§ **EXERCISE DETAILS**:
Take every line from the listing below that includes "label" and copy it.

Start of Block

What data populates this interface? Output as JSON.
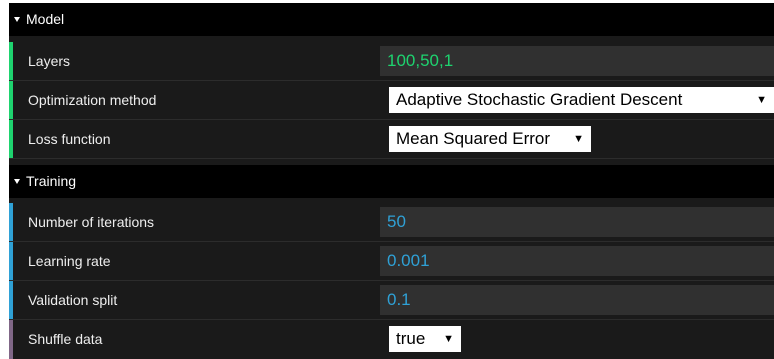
{
  "model": {
    "header": "Model",
    "rows": {
      "layers": {
        "label": "Layers",
        "value": "100,50,1"
      },
      "optimization": {
        "label": "Optimization method",
        "value": "Adaptive Stochastic Gradient Descent"
      },
      "loss": {
        "label": "Loss function",
        "value": "Mean Squared Error"
      }
    }
  },
  "training": {
    "header": "Training",
    "rows": {
      "iterations": {
        "label": "Number of iterations",
        "value": "50"
      },
      "learning_rate": {
        "label": "Learning rate",
        "value": "0.001"
      },
      "validation_split": {
        "label": "Validation split",
        "value": "0.1"
      },
      "shuffle": {
        "label": "Shuffle data",
        "value": "true"
      }
    }
  },
  "icons": {
    "collapse": "caret-down-icon",
    "select": "dropdown-arrow-icon"
  },
  "colors": {
    "string_stripe": "#1ed36f",
    "number_stripe": "#2fa1d6",
    "boolean_stripe": "#806787",
    "text_value": "#1ed36f",
    "number_value": "#2fa1d6"
  }
}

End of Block

§ **ANSWER TO THE EXERCISE**:
        "label": "Layers",
        "label": "Optimization method",
        "label": "Loss function",
        "label": "Number of iterations",
        "label": "Learning rate",
        "label": "Validation split",
        "label": "Shuffle data",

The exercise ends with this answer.